Exercise brief> Copy each line below that includes "name".

Input data>
- Opening Delimiter -

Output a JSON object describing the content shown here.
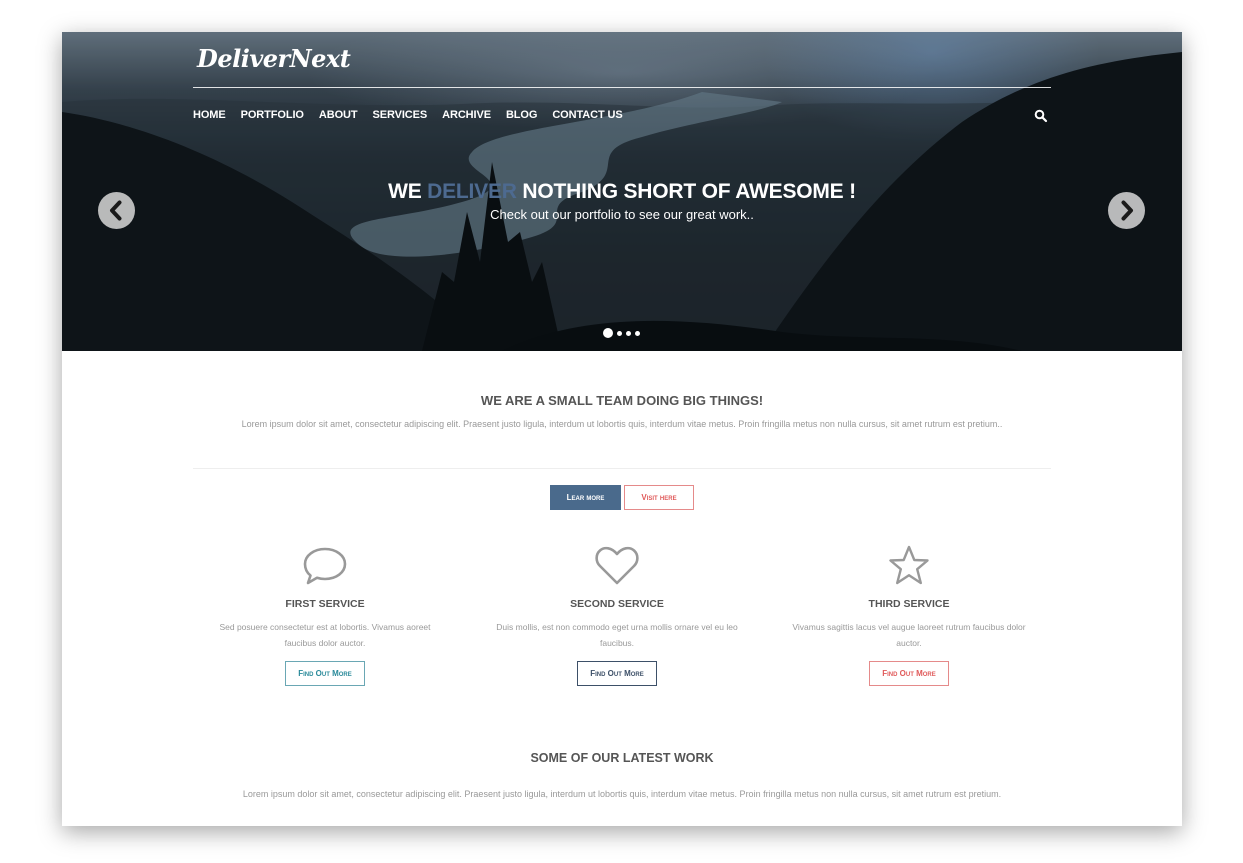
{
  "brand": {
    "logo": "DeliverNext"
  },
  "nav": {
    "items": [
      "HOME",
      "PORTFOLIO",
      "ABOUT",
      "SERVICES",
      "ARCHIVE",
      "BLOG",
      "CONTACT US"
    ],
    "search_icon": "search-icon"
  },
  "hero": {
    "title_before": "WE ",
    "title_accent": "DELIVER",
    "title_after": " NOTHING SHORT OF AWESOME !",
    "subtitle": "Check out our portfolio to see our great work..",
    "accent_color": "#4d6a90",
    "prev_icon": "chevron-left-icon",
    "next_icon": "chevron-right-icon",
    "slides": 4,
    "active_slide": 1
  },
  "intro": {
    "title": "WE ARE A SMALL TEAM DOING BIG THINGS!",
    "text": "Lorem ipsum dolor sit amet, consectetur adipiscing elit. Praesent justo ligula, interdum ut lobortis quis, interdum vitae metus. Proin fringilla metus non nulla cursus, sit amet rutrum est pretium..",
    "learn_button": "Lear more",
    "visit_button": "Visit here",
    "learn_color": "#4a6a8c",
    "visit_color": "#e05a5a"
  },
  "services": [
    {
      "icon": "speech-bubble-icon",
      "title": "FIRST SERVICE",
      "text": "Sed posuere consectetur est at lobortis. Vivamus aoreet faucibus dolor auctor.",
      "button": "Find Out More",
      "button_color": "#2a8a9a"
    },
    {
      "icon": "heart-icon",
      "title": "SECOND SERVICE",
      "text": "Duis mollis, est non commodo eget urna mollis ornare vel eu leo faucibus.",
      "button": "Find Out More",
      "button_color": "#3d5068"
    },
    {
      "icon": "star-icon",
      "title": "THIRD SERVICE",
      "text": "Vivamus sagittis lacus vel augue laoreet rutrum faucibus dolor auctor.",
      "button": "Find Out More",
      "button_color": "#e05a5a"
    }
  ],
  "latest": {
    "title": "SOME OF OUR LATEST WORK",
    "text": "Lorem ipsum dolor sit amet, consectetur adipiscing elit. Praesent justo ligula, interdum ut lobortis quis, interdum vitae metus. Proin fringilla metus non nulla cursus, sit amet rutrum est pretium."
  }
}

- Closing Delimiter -
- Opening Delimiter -

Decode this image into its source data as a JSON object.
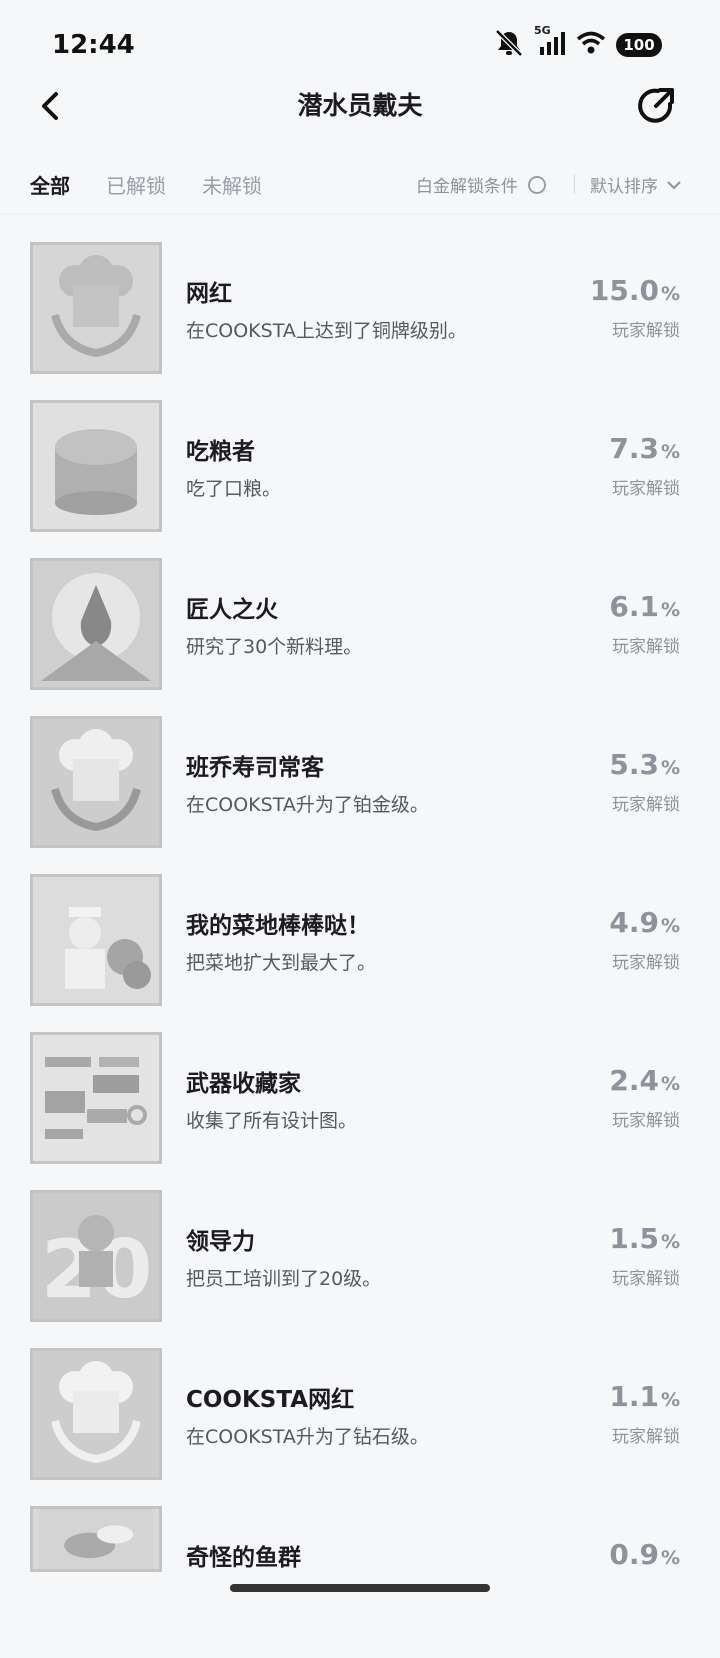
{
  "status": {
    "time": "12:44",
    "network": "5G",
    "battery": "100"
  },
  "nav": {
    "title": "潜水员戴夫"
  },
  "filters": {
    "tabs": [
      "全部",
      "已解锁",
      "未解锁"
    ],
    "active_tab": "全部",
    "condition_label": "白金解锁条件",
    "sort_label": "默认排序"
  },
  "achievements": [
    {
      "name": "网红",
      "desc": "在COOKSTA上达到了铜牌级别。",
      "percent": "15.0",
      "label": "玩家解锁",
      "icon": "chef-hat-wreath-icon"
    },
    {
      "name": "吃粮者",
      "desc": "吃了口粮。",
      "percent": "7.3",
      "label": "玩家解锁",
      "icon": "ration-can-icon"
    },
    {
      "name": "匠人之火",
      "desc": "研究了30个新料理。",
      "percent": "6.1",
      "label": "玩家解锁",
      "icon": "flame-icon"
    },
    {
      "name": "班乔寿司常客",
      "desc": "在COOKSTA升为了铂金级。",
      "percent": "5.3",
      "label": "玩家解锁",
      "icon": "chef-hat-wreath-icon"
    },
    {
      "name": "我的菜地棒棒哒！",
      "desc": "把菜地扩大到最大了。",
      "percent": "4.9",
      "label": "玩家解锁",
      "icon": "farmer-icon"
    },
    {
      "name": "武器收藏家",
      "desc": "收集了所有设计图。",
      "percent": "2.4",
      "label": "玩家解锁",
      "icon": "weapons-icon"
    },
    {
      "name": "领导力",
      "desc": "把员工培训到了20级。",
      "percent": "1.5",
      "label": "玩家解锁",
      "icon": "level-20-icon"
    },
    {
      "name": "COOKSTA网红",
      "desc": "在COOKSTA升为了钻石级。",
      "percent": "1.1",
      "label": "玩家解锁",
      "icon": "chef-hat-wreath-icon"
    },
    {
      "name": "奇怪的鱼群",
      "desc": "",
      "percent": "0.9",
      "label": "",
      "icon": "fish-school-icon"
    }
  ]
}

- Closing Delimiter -

Expected answer>
      "name": "网红",
      "name": "吃粮者",
      "name": "匠人之火",
      "name": "班乔寿司常客",
      "name": "我的菜地棒棒哒！",
      "name": "武器收藏家",
      "name": "领导力",
      "name": "COOKSTA网红",
      "name": "奇怪的鱼群",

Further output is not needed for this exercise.